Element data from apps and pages

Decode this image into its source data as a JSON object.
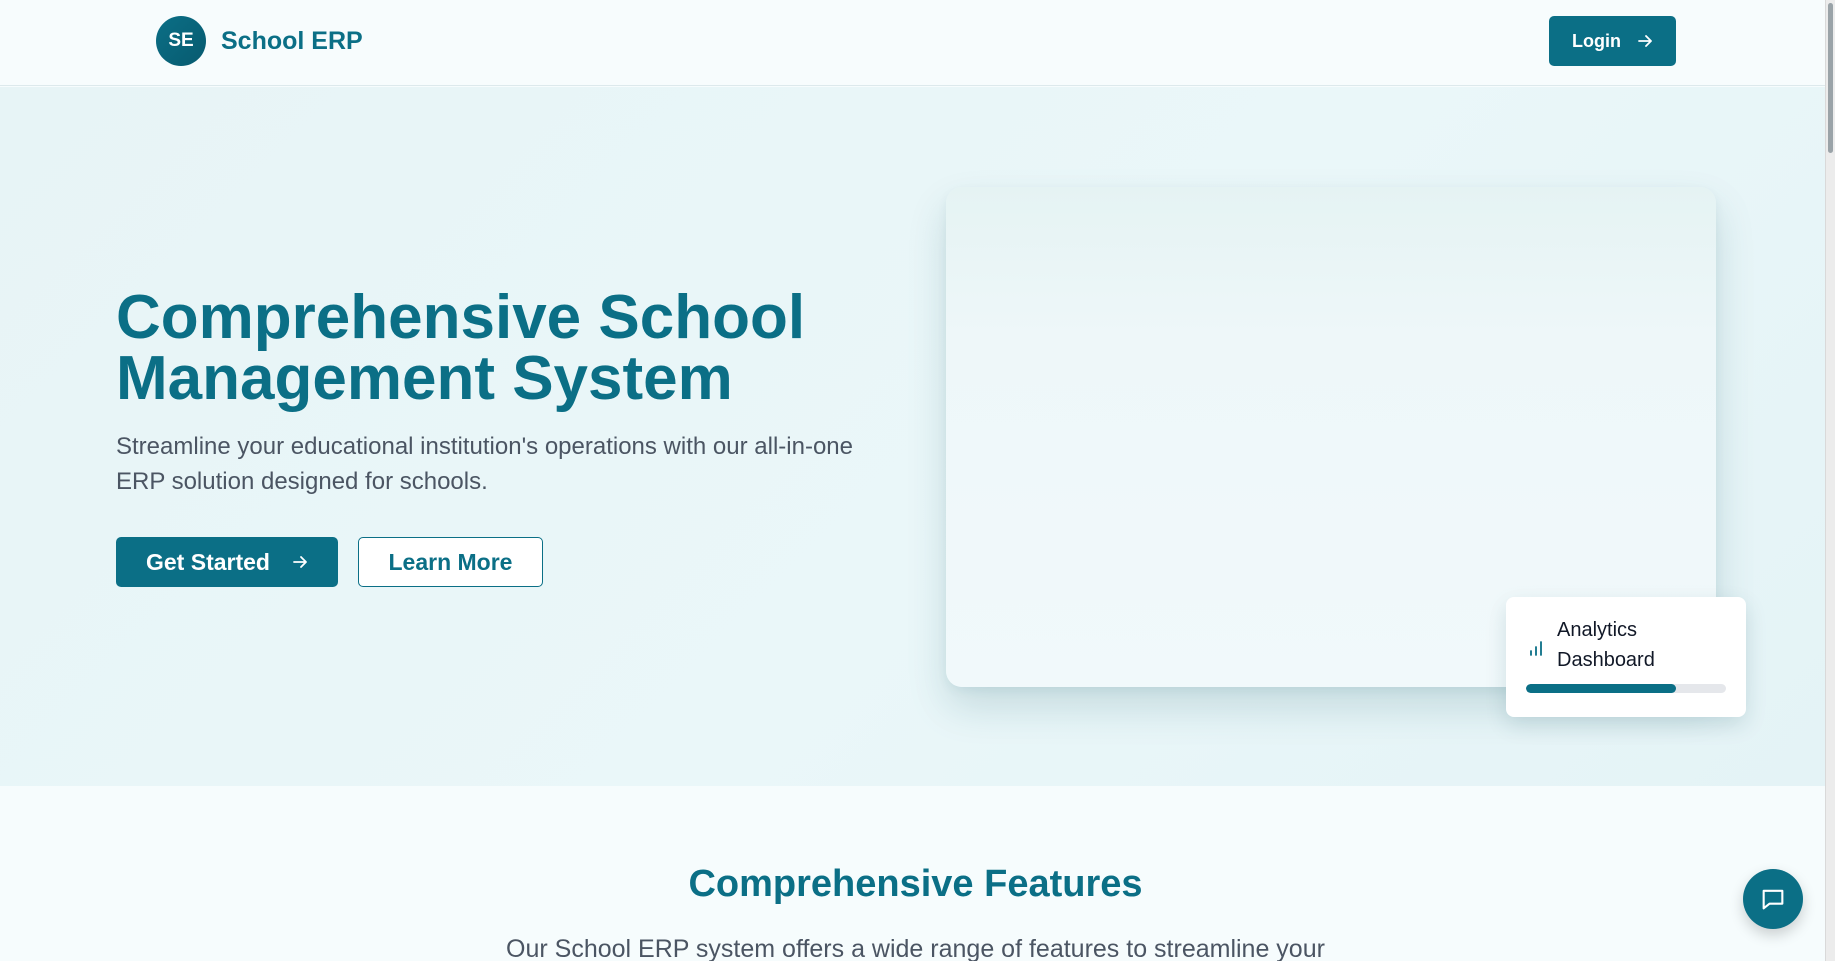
{
  "header": {
    "brand_initials": "SE",
    "brand_name": "School ERP",
    "login_label": "Login"
  },
  "hero": {
    "title": "Comprehensive School Management System",
    "subtitle": "Streamline your educational institution's operations with our all-in-one ERP solution designed for schools.",
    "primary_cta": "Get Started",
    "secondary_cta": "Learn More",
    "analytics_card": {
      "label": "Analytics Dashboard",
      "icon": "bar-chart-icon",
      "progress_percent": 75
    }
  },
  "features": {
    "title": "Comprehensive Features",
    "subtitle": "Our School ERP system offers a wide range of features to streamline your"
  },
  "chat": {
    "icon": "chat-bubble-icon"
  },
  "colors": {
    "accent": "#0b6f86",
    "hero_bg": "#e8f5f7",
    "page_bg": "#f6fcfd",
    "text_muted": "#4b5563"
  }
}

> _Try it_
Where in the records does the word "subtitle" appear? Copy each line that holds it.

> _Solution to the exercise_
    "subtitle": "Streamline your educational institution's operations with our all-in-one ERP solution designed for schools.",
    "subtitle": "Our School ERP system offers a wide range of features to streamline your"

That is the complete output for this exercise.